Slavery is one of the first that comes to mind. Many slaveholders were Christian, but they didn’t think twice about owning human beings. They used Genesis IX, 18-27 and Ephesians VI, 5-7 to justify their abhorrent practices.

The bible has also been used to justify racism, misogyny, and so much more. How’s that for morals?

It goes beyond that, though.

Religion teaches people to act with a certain set of morals so they can get into heaven. Being moral is a means to an end.

Humanists and other nonbelievers live for this world and this world only. We do not believe we will get rewarded with an afterlife for doing good, and yet we do good deeds anyway.

We do good because it is the right thing to do. We value this life because it’s all we have, and we strive to do the right thing at all times.

When a humanist does good, it isn’t a means to an end. It is the end in itself.

Which sounds more moral to you?

It’s Time to Fight Back
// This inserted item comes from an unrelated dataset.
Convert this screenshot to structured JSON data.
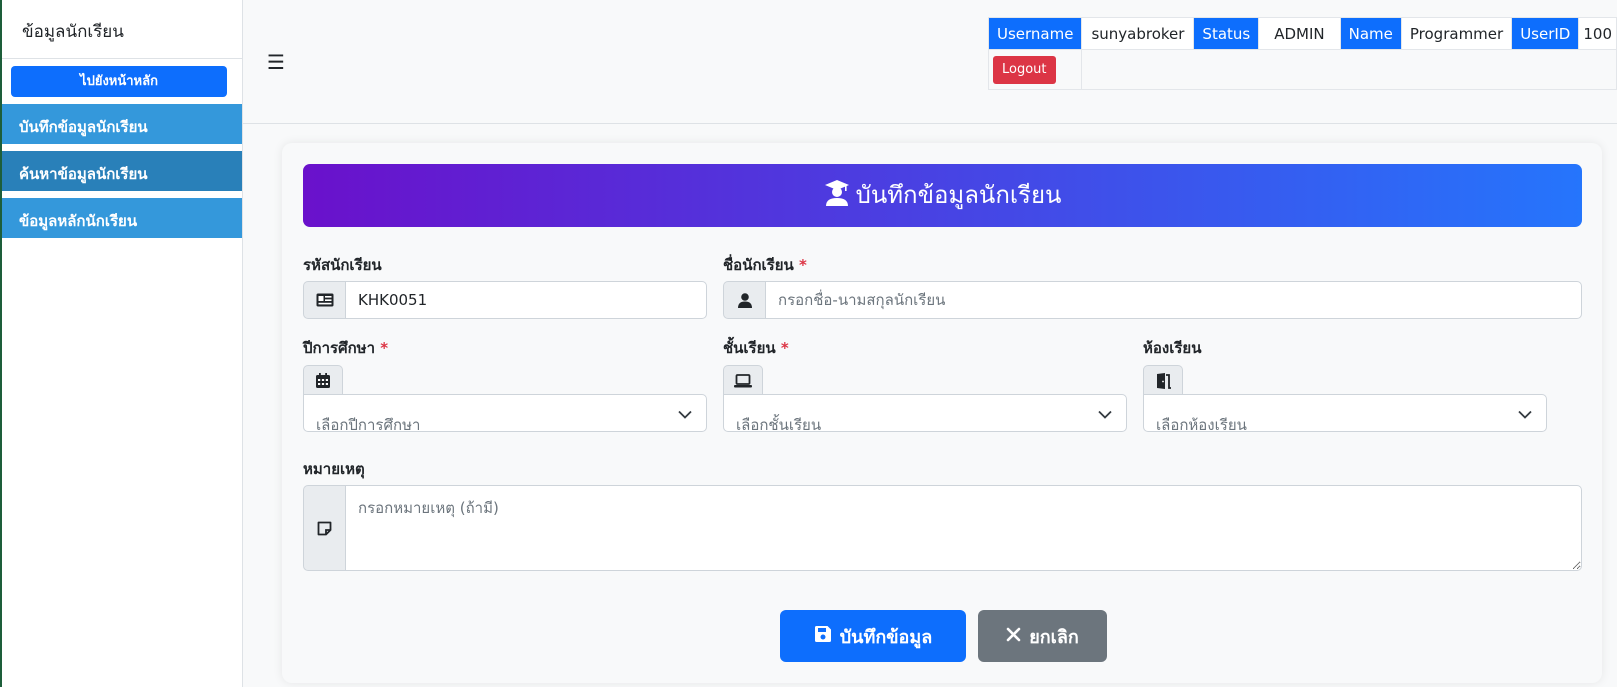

Being a nonbeliever in Mississippi can be overwhelming, but remember, you have facts on your side. Let your voice be heard by fighting back against the myths.

You can also strengthen your voice by joining the Mississippi Humanist Association. For just $25 a year, you will be part of a group that is fighting for change in this state. Help us build a coalition to spread the truth about humanism.

Join the MHA today to help create change in Mississippi.